How will Texas handle him? The rugby punt doesn't get much height on it and could allow Arenas to catch the ball with momentum and room in front of him. Will Tucker try the left-footed rugby punt that only had about a 50% success rate against Colorado in extensive action? Or will John Gold, who has a great leg, be the punter? To me, this is a game for Gold -- limiting the opportunities for Arenas with a short field is paramount.
The flip side is that the Alabama coverage teams really struggle. Jordan Shipley, DJ Monroe, and Marquise Goodwin all have a chance to score on special teams. However, it's possible that Alabama will play more ones than normal on kickoff and punt coverage, just as will the Longhorns. Inserting greater talent and speed may help neutralize the Texas advantage. Will Malcolm Williams be back for kick returns? His blocking, along with that of Eddie Jones, Cody Johnson, and Aaron Smith in the wedge will be the most important crucial blocks to break a big play. Can the playmakers make plays/

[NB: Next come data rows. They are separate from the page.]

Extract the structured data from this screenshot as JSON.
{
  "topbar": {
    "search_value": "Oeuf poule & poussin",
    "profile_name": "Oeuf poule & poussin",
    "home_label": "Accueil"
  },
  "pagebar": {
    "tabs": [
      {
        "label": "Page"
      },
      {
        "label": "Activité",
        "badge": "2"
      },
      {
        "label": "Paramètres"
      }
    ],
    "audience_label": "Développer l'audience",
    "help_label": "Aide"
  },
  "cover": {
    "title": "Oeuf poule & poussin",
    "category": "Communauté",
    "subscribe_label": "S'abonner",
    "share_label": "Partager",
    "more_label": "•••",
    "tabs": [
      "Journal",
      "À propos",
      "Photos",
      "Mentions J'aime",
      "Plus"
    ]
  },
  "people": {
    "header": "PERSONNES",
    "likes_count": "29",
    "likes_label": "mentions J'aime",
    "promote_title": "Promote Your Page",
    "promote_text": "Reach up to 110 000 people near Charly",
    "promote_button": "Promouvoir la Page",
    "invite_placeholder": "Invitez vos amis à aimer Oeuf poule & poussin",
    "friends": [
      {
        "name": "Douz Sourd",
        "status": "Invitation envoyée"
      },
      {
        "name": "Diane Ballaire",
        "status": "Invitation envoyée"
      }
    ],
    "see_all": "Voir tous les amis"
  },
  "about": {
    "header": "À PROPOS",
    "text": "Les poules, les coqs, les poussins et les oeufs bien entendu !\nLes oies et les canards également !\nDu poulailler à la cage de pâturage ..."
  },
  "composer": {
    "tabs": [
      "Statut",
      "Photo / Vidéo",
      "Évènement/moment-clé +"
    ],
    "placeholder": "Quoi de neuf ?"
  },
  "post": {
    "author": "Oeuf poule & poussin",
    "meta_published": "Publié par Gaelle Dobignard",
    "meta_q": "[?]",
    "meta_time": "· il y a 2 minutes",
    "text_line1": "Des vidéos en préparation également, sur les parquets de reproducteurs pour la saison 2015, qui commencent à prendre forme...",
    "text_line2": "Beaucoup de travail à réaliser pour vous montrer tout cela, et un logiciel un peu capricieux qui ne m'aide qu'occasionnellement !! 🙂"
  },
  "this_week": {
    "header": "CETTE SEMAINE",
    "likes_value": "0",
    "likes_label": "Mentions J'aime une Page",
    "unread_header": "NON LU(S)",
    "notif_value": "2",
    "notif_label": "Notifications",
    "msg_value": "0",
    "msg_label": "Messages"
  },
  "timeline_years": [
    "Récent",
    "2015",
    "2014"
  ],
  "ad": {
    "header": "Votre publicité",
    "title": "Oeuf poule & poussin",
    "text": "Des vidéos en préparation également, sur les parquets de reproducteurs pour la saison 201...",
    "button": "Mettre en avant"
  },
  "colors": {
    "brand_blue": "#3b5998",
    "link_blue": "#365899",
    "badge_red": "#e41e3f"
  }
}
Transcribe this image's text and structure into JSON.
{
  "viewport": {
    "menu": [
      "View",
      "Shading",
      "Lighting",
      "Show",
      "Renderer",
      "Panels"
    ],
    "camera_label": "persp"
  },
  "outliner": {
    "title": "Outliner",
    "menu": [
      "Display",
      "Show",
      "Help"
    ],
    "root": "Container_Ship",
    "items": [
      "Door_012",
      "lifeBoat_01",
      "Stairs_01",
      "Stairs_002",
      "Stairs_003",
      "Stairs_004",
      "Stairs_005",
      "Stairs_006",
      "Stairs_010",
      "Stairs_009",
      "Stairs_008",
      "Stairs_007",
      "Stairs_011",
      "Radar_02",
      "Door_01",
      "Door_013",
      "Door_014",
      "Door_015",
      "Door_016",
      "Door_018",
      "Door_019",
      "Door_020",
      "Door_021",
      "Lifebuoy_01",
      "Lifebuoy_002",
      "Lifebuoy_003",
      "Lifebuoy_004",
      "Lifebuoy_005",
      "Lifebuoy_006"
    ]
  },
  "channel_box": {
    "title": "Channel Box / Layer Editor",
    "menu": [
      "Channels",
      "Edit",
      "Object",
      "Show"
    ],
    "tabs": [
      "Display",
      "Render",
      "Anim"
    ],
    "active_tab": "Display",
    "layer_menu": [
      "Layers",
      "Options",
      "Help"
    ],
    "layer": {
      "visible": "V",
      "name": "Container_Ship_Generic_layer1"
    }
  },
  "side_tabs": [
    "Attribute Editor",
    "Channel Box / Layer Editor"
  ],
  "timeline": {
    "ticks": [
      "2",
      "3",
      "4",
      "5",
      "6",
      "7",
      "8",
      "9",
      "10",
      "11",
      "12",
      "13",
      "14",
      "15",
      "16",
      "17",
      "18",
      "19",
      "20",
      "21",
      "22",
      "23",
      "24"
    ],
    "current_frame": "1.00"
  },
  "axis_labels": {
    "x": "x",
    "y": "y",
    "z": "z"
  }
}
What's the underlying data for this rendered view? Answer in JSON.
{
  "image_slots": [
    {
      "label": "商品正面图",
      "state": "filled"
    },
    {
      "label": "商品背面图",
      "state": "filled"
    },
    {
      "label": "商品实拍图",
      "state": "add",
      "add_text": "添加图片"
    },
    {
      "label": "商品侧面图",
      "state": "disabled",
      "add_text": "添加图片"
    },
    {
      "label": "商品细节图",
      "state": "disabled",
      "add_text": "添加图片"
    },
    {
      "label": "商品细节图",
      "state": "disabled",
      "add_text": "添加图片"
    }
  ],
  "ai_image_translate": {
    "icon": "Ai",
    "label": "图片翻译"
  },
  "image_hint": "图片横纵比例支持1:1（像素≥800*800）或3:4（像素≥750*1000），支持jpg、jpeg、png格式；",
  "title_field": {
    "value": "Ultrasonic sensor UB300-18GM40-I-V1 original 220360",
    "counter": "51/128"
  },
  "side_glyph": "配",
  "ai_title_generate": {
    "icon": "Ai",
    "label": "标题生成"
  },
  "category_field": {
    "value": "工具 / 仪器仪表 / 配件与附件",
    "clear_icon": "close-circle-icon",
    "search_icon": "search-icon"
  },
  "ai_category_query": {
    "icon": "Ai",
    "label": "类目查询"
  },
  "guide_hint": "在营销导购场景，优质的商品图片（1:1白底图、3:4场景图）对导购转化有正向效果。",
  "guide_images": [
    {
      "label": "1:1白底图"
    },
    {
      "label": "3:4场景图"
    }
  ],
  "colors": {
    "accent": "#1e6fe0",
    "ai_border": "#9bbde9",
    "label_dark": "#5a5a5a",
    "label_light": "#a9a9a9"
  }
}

The Longhorns will also play more starters on special teams in an effort to limit Arenas. Even using a guy like Keenan Robinson made a big difference against Nebraska. Make one or two big plays in the third phase and limit Arenas and the Longhorns have an excellent chance of winning.
Can Texas move the ball by increasing tempo? The offense has been at its best this season when working in the two-minute drills, scoring touchdowns right before the half in 9-of13 games and will almost certainly increase the tempo at some point early in the game because Alabama has had some trouble with it this season.
The jet tempo may not be such a great idea. It hurt Nebraska once or twice, but after that it stalled drives. The problem is that there are only a couple plays off of it and you can basically play one defense to affect it. Alabama will almost surely send Arenas to help in run support or to blitz off the edge on a bootleg. If Texas tries to bootleg right with jet tempo, Arenas will hit him just like Matt O'Hanlon did against Nebraska. It will have to be bootleg left or not at all, but the hashmark the ball is on dictates the bootleg most of the time. In other words, not a good idea.
Increasing tempo may mean more Dan Buckner on the field in 10 personnel, with the Longhorns eshewing the running game early or trying to run some option to even the numbers and catch Alabama off guards. It's a risky strategy and one that Davis and Brown have surely weighed. The counter read play hasn't worked particularly well so that may not be an option and Buckner hasn't blocked well this year. Putting him in the game makes the Longhorns pretty one-dimensional, so Davis will have to find some way to counter that if Buckner's going to play extensively.
If Texas can get a one-on-one match up with Buckner on Corey Reamer, probably the least atheletic of any of the players in the back seven for Alabama, but I would expect freshman Nico Johnson, a kid I really liked when I saw him in the Army game last year, to play in Reamer's place in those personnel packages. He has excellent speed and can run with Buckner, which would neutralize the advantage by having the converted wide receiver on the field. It's a chess match obviously, like all these things.
Hook 'Em, baby.